Poly Developments and Holdings has picked up two parcels this month, paying CNY1.65 billion (USD240 million) and CNY5.4 billion for two plots in Guangzhou, and China Vanke took on 14 new housing developments last month, adding 3.9 million square meters to its inventory at a cost of CNY26.4 billion.
Yang Guoqiang, chairman of Guangdong-based Country Garden Holdings, also hinted that the company, which has avoided any purchases for the past six months, is opening the doors to invest again.
Local governments rely greatly on land sales for revenue and typically increase supply towards the end of the year. This year has been no exception, largely because of a huge dip in land sales that made local supply goals unachievable. Beijing had planned to sell 1,200 hectares this year, but has only put 408 hectares on the market and only sold 347 of them, 49 percent less than a year earlier.
Companies have been losing interest in non-prime land because it is too costly to add value, said Zhang Dawei, chief analyst at Centaline, one of Hong Kong's largest real estate agencies. Even though there have been some record-setting deals, there have also been more failed sales, he added.
On Nov. 26, Beijing shifted 12 parcels of land -- marking the city's largest number and volume of sales in a single day -- and earned CNY31.6 billion in the process, though it had to relax bidding rules in order to achieve that. The city also made CNY6 billion from sales on Dec. 4 and Dec. 11, after bringing in CNY49.5 billion in November, giving it a total of CNY170 billion (USD24.7 billion) throughout the first 11 months of the year.

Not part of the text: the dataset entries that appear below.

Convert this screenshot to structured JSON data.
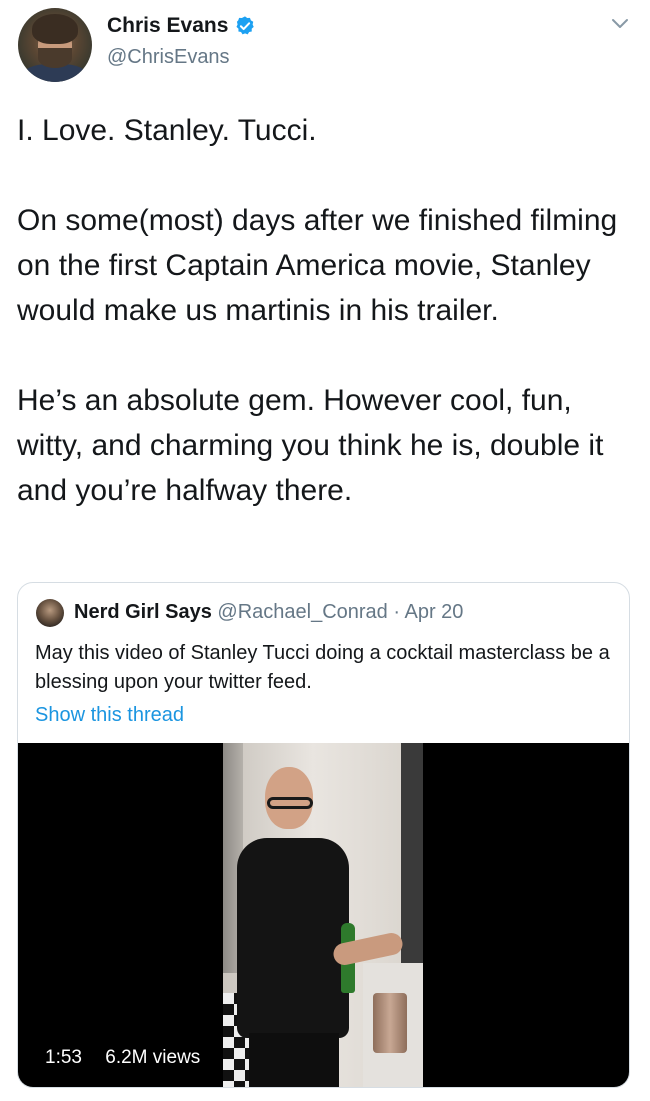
{
  "author": {
    "display_name": "Chris Evans",
    "handle": "@ChrisEvans"
  },
  "tweet": {
    "text": "I. Love. Stanley. Tucci.\n\nOn some(most) days after we finished filming on the first Captain America movie, Stanley would make us martinis in his trailer.\n\nHe’s an absolute gem. However cool, fun, witty, and charming you think he is, double it and you’re halfway there."
  },
  "quoted_tweet": {
    "display_name": "Nerd Girl Says",
    "handle": "@Rachael_Conrad",
    "separator": "·",
    "date": "Apr 20",
    "text": "May this video of Stanley Tucci doing a cocktail masterclass be a blessing upon your twitter feed.",
    "show_thread_label": "Show this thread",
    "video": {
      "duration": "1:53",
      "views": "6.2M views"
    }
  },
  "icons": {
    "verified": "verified-badge-icon",
    "caret": "chevron-down-icon"
  },
  "colors": {
    "text_primary": "#14171a",
    "text_secondary": "#657786",
    "link": "#1b95e0",
    "verified": "#1da1f2",
    "border": "#d6dde3"
  }
}
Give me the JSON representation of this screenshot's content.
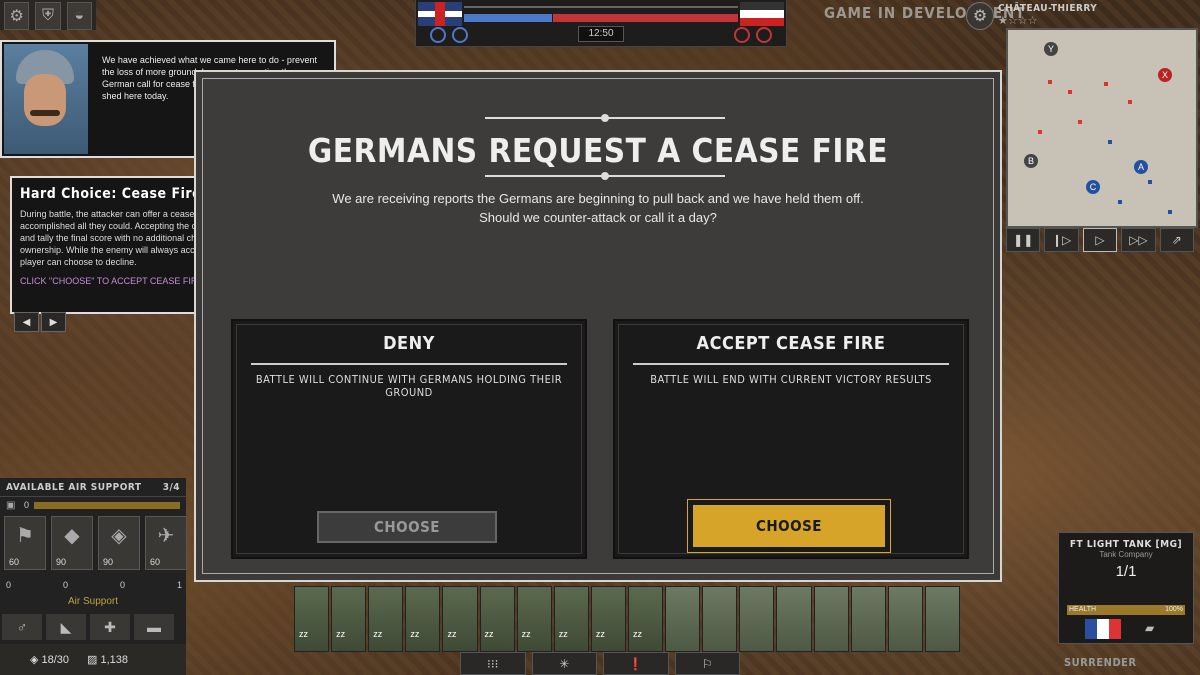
{
  "top": {
    "timer": "12:50",
    "status": "GAME IN DEVELOPMENT"
  },
  "minimap": {
    "title": "CHÂTEAU-THIERRY",
    "stars": "★☆☆☆",
    "markers": [
      "Y",
      "X",
      "B",
      "A",
      "C"
    ]
  },
  "advisor": {
    "message": "We have achieved what we came here to do - prevent the loss of more ground. I suggest accepting the German call for cease fire - enough blood has been shed here today."
  },
  "hard_choice": {
    "title": "Hard Choice: Cease Fire",
    "body": "During battle, the attacker can offer a cease fire when they feel they have accomplished all they could. Accepting the cease fire will end the battle and tally the final score with no additional change to control point ownership. While the enemy will always accept a player Cease Fire, the player can choose to decline.",
    "hint": "CLICK \"CHOOSE\" TO ACCEPT CEASE FIRE"
  },
  "modal": {
    "title": "GERMANS REQUEST A CEASE FIRE",
    "desc_line1": "We are receiving reports the Germans are beginning to pull back and we have held them off.",
    "desc_line2": "Should we counter-attack or call it a day?",
    "deny": {
      "title": "DENY",
      "desc": "BATTLE WILL CONTINUE WITH GERMANS HOLDING THEIR GROUND",
      "button": "CHOOSE"
    },
    "accept": {
      "title": "ACCEPT CEASE FIRE",
      "desc": "BATTLE WILL END WITH CURRENT VICTORY RESULTS",
      "button": "CHOOSE"
    }
  },
  "air_support": {
    "title": "AVAILABLE AIR SUPPORT",
    "count": "3/4",
    "points": "0",
    "cards": [
      {
        "icon": "flag-icon",
        "cost": "60"
      },
      {
        "icon": "bomb-icon",
        "cost": "90"
      },
      {
        "icon": "bombs-icon",
        "cost": "90"
      },
      {
        "icon": "plane-icon",
        "cost": "60"
      }
    ],
    "zeros": [
      "0",
      "0",
      "0",
      "1"
    ],
    "label": "Air Support",
    "resource_1": "18/30",
    "resource_2": "1,138"
  },
  "unit_panel": {
    "name": "FT LIGHT TANK [MG]",
    "company": "Tank Company",
    "count": "1/1",
    "health_label": "HEALTH",
    "health_value": "100%"
  },
  "surrender": "SURRENDER",
  "colors": {
    "accent": "#d6a428",
    "allied": "#4c78c8",
    "enemy": "#c0353a"
  }
}
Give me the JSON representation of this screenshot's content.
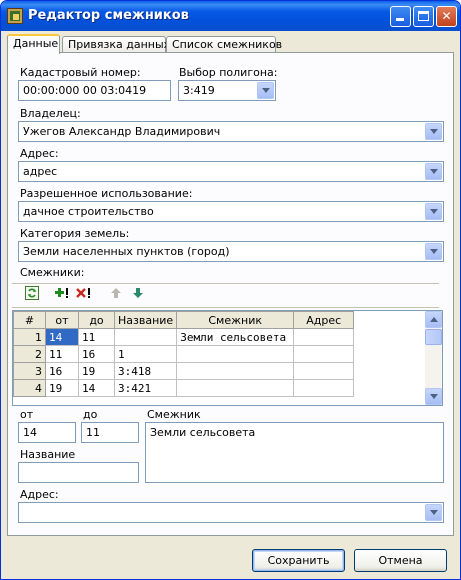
{
  "window": {
    "title": "Редактор смежников"
  },
  "tabs": [
    {
      "label": "Данные",
      "active": true
    },
    {
      "label": "Привязка данных",
      "active": false
    },
    {
      "label": "Список смежников",
      "active": false
    }
  ],
  "form": {
    "cadastral": {
      "label": "Кадастровый номер:",
      "value": "00:00:000 00 03:0419"
    },
    "polygon": {
      "label": "Выбор полигона:",
      "value": "3:419"
    },
    "owner": {
      "label": "Владелец:",
      "value": "Ужегов Александр Владимирович"
    },
    "address": {
      "label": "Адрес:",
      "value": "адрес"
    },
    "permitted_use": {
      "label": "Разрешенное использование:",
      "value": "дачное строительство"
    },
    "land_category": {
      "label": "Категория земель:",
      "value": "Земли населенных пунктов (город)"
    },
    "neighbors_label": "Смежники:"
  },
  "toolbar": {
    "icons": [
      "refresh-icon",
      "add-icon",
      "delete-icon",
      "move-up-icon",
      "move-down-icon"
    ]
  },
  "grid": {
    "columns": [
      "#",
      "от",
      "до",
      "Название",
      "Смежник",
      "Адрес"
    ],
    "rows": [
      {
        "n": "1",
        "from": "14",
        "to": "11",
        "name": "",
        "neighbor": "Земли сельсовета",
        "address": ""
      },
      {
        "n": "2",
        "from": "11",
        "to": "16",
        "name": "1",
        "neighbor": "",
        "address": ""
      },
      {
        "n": "3",
        "from": "16",
        "to": "19",
        "name": "3:418",
        "neighbor": "",
        "address": ""
      },
      {
        "n": "4",
        "from": "19",
        "to": "14",
        "name": "3:421",
        "neighbor": "",
        "address": ""
      }
    ]
  },
  "detail": {
    "from": {
      "label": "от",
      "value": "14"
    },
    "to": {
      "label": "до",
      "value": "11"
    },
    "neighbor": {
      "label": "Смежник",
      "value": "Земли сельсовета"
    },
    "name": {
      "label": "Название",
      "value": ""
    },
    "address": {
      "label": "Адрес:",
      "value": ""
    }
  },
  "buttons": {
    "save": "Сохранить",
    "cancel": "Отмена"
  }
}
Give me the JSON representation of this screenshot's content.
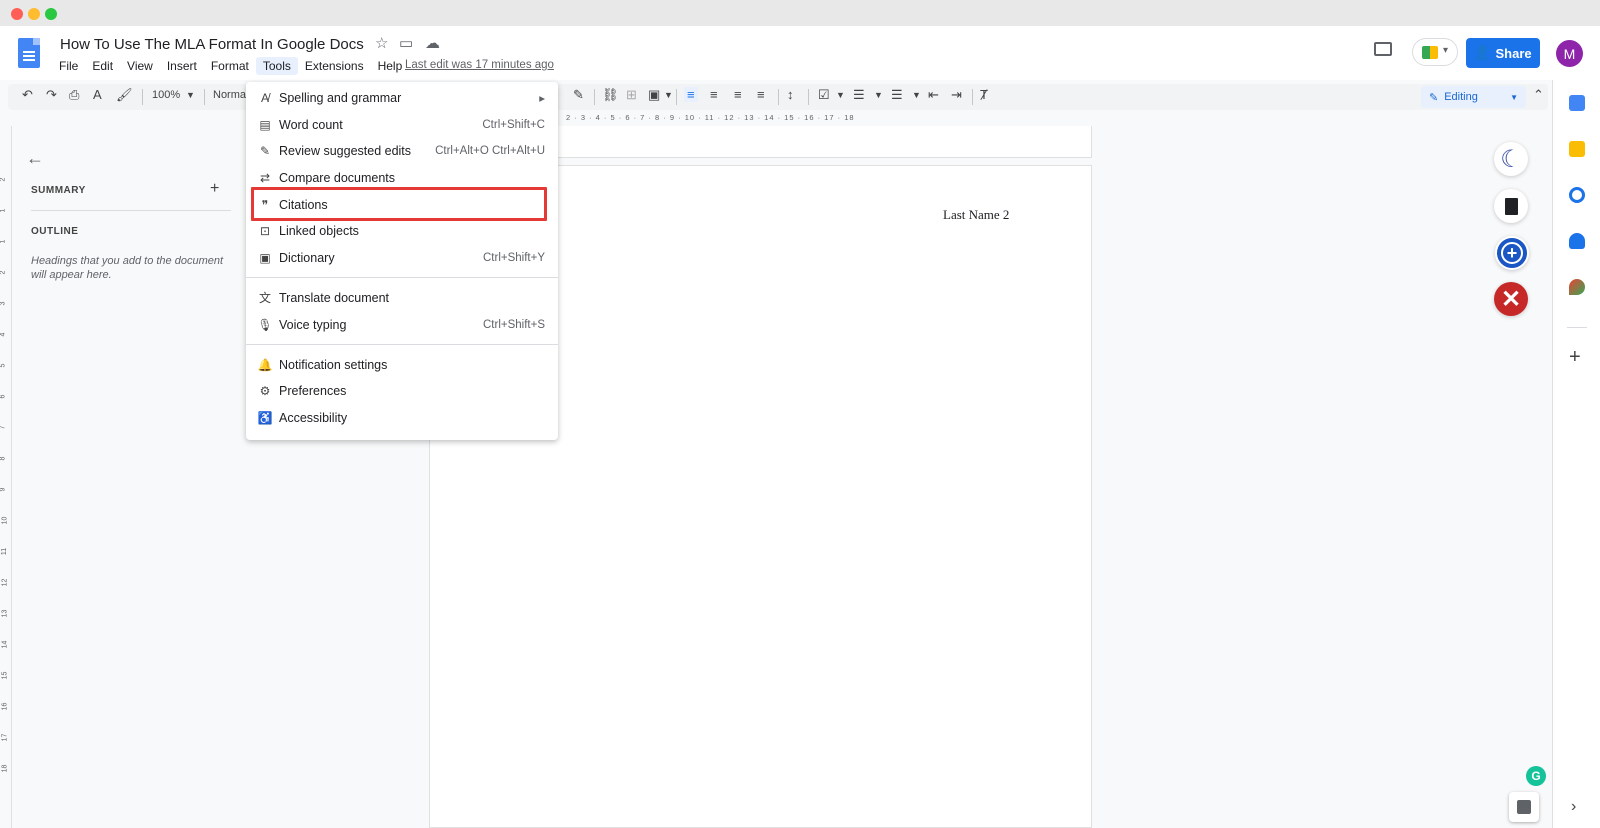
{
  "document": {
    "title": "How To Use The MLA Format In Google Docs",
    "last_edit": "Last edit was 17 minutes ago",
    "header_text": "Last Name 2"
  },
  "menubar": [
    "File",
    "Edit",
    "View",
    "Insert",
    "Format",
    "Tools",
    "Extensions",
    "Help"
  ],
  "header": {
    "share_label": "Share",
    "avatar_initial": "M"
  },
  "toolbar": {
    "zoom": "100%",
    "style": "Normal",
    "mode": "Editing"
  },
  "ruler": {
    "marks": "2 · 3 · 4 · 5 · 6 · 7 · 8 · 9 · 10 · 11 · 12 · 13 · 14 · 15 · 16 · 17 · 18"
  },
  "vertical_ruler": [
    "2",
    "1",
    "1",
    "2",
    "3",
    "4",
    "5",
    "6",
    "7",
    "8",
    "9",
    "10",
    "11",
    "12",
    "13",
    "14",
    "15",
    "16",
    "17",
    "18"
  ],
  "outline_panel": {
    "summary_label": "SUMMARY",
    "outline_label": "OUTLINE",
    "hint": "Headings that you add to the document will appear here."
  },
  "tools_menu": {
    "groups": [
      [
        {
          "icon": "spellcheck-icon",
          "label": "Spelling and grammar",
          "shortcut": "▸"
        },
        {
          "icon": "word-count-icon",
          "label": "Word count",
          "shortcut": "Ctrl+Shift+C"
        },
        {
          "icon": "review-edits-icon",
          "label": "Review suggested edits",
          "shortcut": "Ctrl+Alt+O Ctrl+Alt+U"
        },
        {
          "icon": "compare-icon",
          "label": "Compare documents",
          "shortcut": ""
        },
        {
          "icon": "quote-icon",
          "label": "Citations",
          "shortcut": ""
        },
        {
          "icon": "linked-objects-icon",
          "label": "Linked objects",
          "shortcut": ""
        },
        {
          "icon": "dictionary-icon",
          "label": "Dictionary",
          "shortcut": "Ctrl+Shift+Y"
        }
      ],
      [
        {
          "icon": "translate-icon",
          "label": "Translate document",
          "shortcut": ""
        },
        {
          "icon": "microphone-icon",
          "label": "Voice typing",
          "shortcut": "Ctrl+Shift+S"
        }
      ],
      [
        {
          "icon": "bell-icon",
          "label": "Notification settings",
          "shortcut": ""
        },
        {
          "icon": "preferences-icon",
          "label": "Preferences",
          "shortcut": ""
        },
        {
          "icon": "accessibility-icon",
          "label": "Accessibility",
          "shortcut": ""
        }
      ]
    ],
    "highlighted_item": "Citations"
  },
  "colors": {
    "accent": "#1a73e8",
    "highlight": "#e53935",
    "avatar": "#8e24aa"
  }
}
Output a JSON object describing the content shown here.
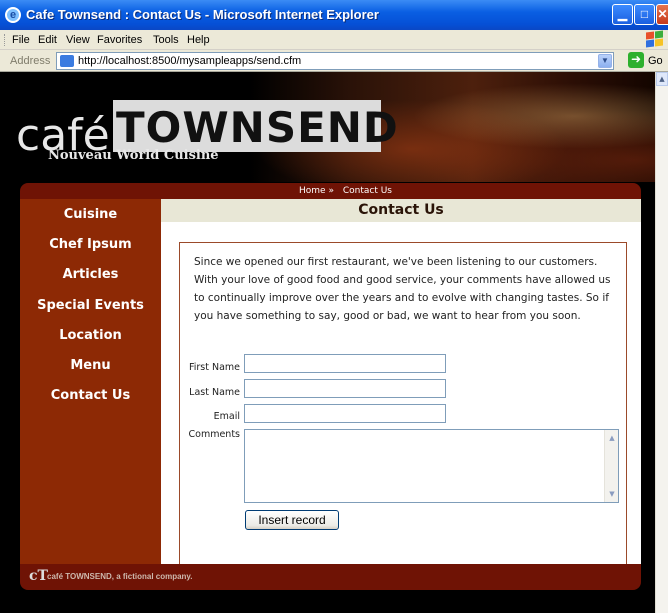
{
  "window": {
    "title": "Cafe Townsend : Contact Us - Microsoft Internet Explorer",
    "min_icon": "minimize-icon",
    "max_icon": "maximize-icon",
    "close_icon": "close-icon"
  },
  "menu": [
    "File",
    "Edit",
    "View",
    "Favorites",
    "Tools",
    "Help"
  ],
  "address": {
    "label": "Address",
    "url": "http://localhost:8500/mysampleapps/send.cfm",
    "go_label": "Go"
  },
  "banner": {
    "cafe": "café",
    "townsend": "TOWNSEND",
    "tagline": "Nouveau World Cuisine"
  },
  "breadcrumb": {
    "home": "Home »",
    "current": "Contact Us"
  },
  "nav": [
    "Cuisine",
    "Chef Ipsum",
    "Articles",
    "Special Events",
    "Location",
    "Menu",
    "Contact Us"
  ],
  "content": {
    "heading": "Contact Us",
    "intro": "Since we opened our first restaurant, we've been listening to our customers. With your love of good food and good service, your comments have allowed us to continually improve over the years and to evolve with changing tastes. So if you have something to say, good or bad, we want to hear from you soon."
  },
  "form": {
    "first_name_label": "First Name",
    "last_name_label": "Last Name",
    "email_label": "Email",
    "comments_label": "Comments",
    "first_name_value": "",
    "last_name_value": "",
    "email_value": "",
    "comments_value": "",
    "submit_label": "Insert record"
  },
  "footer": {
    "logo": "cT",
    "text": "café TOWNSEND, a fictional company."
  },
  "colors": {
    "sidebar": "#8d2905",
    "bar": "#6f1305",
    "header_bg": "#e8e7d6"
  }
}
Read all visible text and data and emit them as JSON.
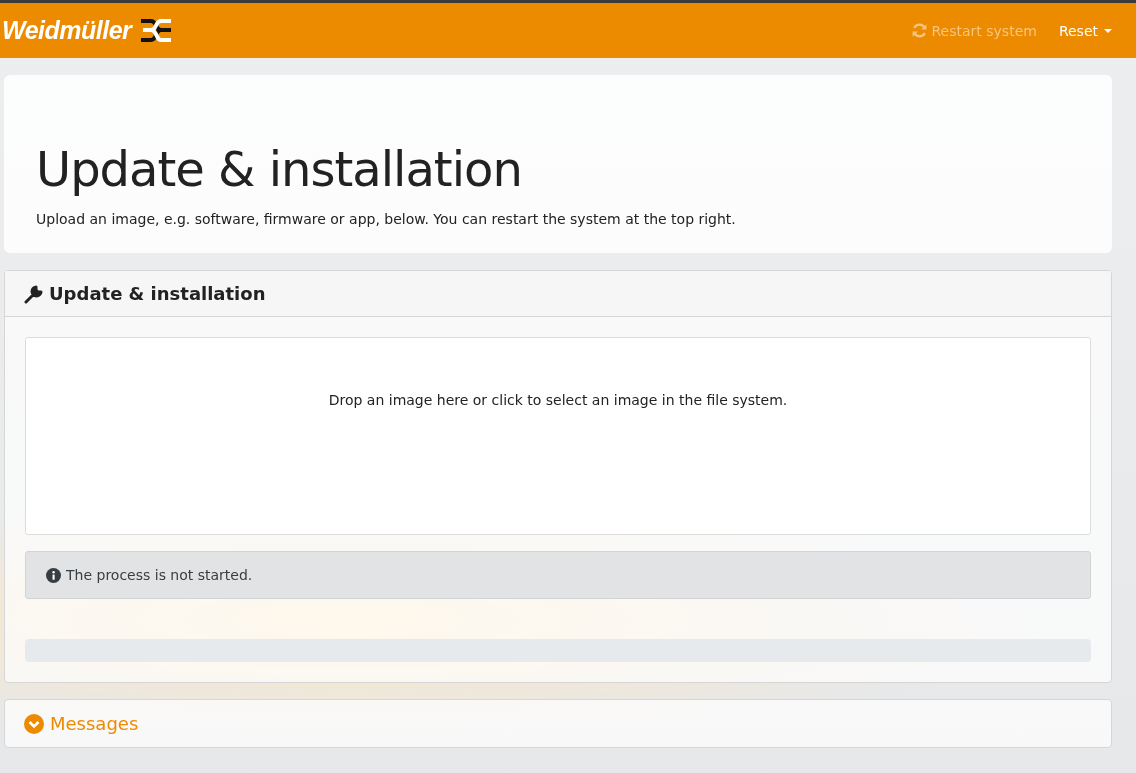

Other cities have also been looking to increase land supply as the year comes to a close. First-tier cities combined to sell 90 lots last month and second-tier cities sold 1,400, their best month this year, according to data from Centaline.
Many of the sales were a result of eased bidding restrictions or significantly lowered prices. Land rates in the second half of this year were as much as 50 percent less than in 2016 or last year. One lot sold in Guangzhou on Dec. 3 went for CNY13,505 (USD2,000) a square meter, less than half of the CNY27,274 a square meter that a nearby parcel sold for in August 2016.
Despite all the record breaking, 2018 has been far from a smooth sail for land sales in China.
There had been 324 abortive auctions for residential land in first- and second-tier cities as of Dec. 17, up 140 percent and the largest amount in six years, Centaline data showed. Failed auctions were also on the rise in third- and fourth-tier cities.
"The falling temperature of the land market is obvious," an executive at a top 10 real estate developer told Yicai Global. "Many governments are afraid of abortive auctions."
China's 25 top real estate companies spent CNY76.7 billion, CNY72 billion and CNY39.4 billion on land in September, October and last month -- the first time there has been a three-month stretch without them spending over CNY100 billion. Before September, they had been spending around CNY120 billion to CNY200 billion each month.
The sharp rise in supply and dive in demand has led to a low prosperity index for the market, and led to large declines in the price of land compared with the past two years.
Editor: James Boynton